But in thinking about the "when to flannelize?" question posed on this blog I find myself instead wanting to talk about when NOT to flannelize.
I know this may not win me friends among the flannelers, but I am going to be the crank that I am :D and say that most of the time I don't think flannels SHOULD be used.
I admire the gorgeous flannel work I see on the blogs and the Pinterest boards. The detail, the workmanship, a lot of caring goes into them. But too many of them are for stories that have great illustrations and work just fine in the original version
And I think, in these days of the e-book, the DVD player in the car and all the rest, that librarians need more than ever to show the power of the book. To share it with our users to encourage them to do the same thing at home that we do at the library--read with the kids.
So when IS a flannel/magnet board useful?
1)For rhymes, songs and other storytime happenings that don't have a book to go with them. The sort of counting rhyme where you count down by taking away one item at a time--like "5 Little Pumpkins" or "Ten in the Bed" are great for this. The concrete objects can help you lead the song--but you also need to be pointing out to the kids that they have 5--or 10 fingers, depending on the rhyme and that they can count down with you, and there are other parts of the song/rhyme they can help with as well.
2)For books where the text is too small to work with a group, or where there's a great story, but the pictures are either too detailed or too scratchy to work with a group.
3) For any other book when you have a good answer to the key question: "What can I do by using a flannel board that I can't do by using the book?"
And if there's no real answer, probably you shouldn't be making a flannel board.

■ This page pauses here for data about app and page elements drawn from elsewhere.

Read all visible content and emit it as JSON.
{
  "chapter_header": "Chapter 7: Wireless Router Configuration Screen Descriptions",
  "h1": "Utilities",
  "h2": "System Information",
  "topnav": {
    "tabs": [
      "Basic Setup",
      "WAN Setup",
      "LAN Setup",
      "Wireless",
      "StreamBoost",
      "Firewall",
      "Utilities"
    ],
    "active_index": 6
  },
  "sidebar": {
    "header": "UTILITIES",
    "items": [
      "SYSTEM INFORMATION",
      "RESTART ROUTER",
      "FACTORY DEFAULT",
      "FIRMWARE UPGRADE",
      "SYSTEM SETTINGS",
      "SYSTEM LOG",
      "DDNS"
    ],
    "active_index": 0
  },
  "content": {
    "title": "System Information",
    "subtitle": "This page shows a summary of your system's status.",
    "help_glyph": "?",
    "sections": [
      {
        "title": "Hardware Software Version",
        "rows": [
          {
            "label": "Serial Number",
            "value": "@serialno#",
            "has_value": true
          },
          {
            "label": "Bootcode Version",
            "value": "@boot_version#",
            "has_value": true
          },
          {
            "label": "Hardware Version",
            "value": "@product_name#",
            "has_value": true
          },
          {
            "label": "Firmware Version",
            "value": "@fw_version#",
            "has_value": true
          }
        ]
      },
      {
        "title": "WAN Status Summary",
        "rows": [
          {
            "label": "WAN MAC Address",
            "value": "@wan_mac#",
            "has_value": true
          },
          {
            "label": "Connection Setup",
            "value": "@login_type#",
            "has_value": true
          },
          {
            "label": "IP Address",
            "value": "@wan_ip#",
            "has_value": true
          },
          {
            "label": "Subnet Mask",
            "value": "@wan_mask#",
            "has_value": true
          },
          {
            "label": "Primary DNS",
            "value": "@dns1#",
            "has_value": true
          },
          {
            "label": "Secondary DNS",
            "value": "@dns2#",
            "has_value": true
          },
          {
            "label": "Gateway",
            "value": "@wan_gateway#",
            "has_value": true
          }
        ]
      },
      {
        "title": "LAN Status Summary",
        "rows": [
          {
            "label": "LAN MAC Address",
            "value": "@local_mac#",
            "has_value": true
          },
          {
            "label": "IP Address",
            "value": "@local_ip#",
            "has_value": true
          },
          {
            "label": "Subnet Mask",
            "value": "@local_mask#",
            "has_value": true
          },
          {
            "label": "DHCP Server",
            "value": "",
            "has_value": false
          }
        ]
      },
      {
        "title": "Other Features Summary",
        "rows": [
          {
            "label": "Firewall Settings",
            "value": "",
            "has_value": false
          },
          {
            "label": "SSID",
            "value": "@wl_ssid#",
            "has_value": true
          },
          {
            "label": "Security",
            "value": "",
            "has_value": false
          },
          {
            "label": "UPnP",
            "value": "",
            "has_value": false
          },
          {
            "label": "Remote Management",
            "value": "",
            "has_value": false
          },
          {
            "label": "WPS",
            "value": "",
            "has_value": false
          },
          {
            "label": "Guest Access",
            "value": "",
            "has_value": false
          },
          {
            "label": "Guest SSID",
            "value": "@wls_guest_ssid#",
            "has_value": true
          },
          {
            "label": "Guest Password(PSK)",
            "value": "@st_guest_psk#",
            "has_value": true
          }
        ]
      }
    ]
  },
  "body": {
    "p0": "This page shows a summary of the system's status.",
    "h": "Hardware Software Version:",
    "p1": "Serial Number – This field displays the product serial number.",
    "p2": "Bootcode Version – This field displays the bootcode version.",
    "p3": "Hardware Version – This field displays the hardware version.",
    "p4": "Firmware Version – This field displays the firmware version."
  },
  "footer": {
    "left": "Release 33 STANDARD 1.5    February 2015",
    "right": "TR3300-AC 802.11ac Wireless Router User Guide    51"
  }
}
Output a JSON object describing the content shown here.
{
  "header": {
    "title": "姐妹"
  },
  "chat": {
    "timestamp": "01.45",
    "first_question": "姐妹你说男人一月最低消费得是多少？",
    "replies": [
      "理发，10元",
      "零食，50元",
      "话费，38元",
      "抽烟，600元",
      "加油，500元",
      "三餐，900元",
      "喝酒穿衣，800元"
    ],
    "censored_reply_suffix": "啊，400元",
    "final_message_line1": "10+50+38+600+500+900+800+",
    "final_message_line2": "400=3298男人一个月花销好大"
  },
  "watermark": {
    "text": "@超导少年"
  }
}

Here's the sort of book that IS ideal for the flannel board--though I like best to use the board in a combo with some props for this story. Too late for this Halloween, but something you could try next year!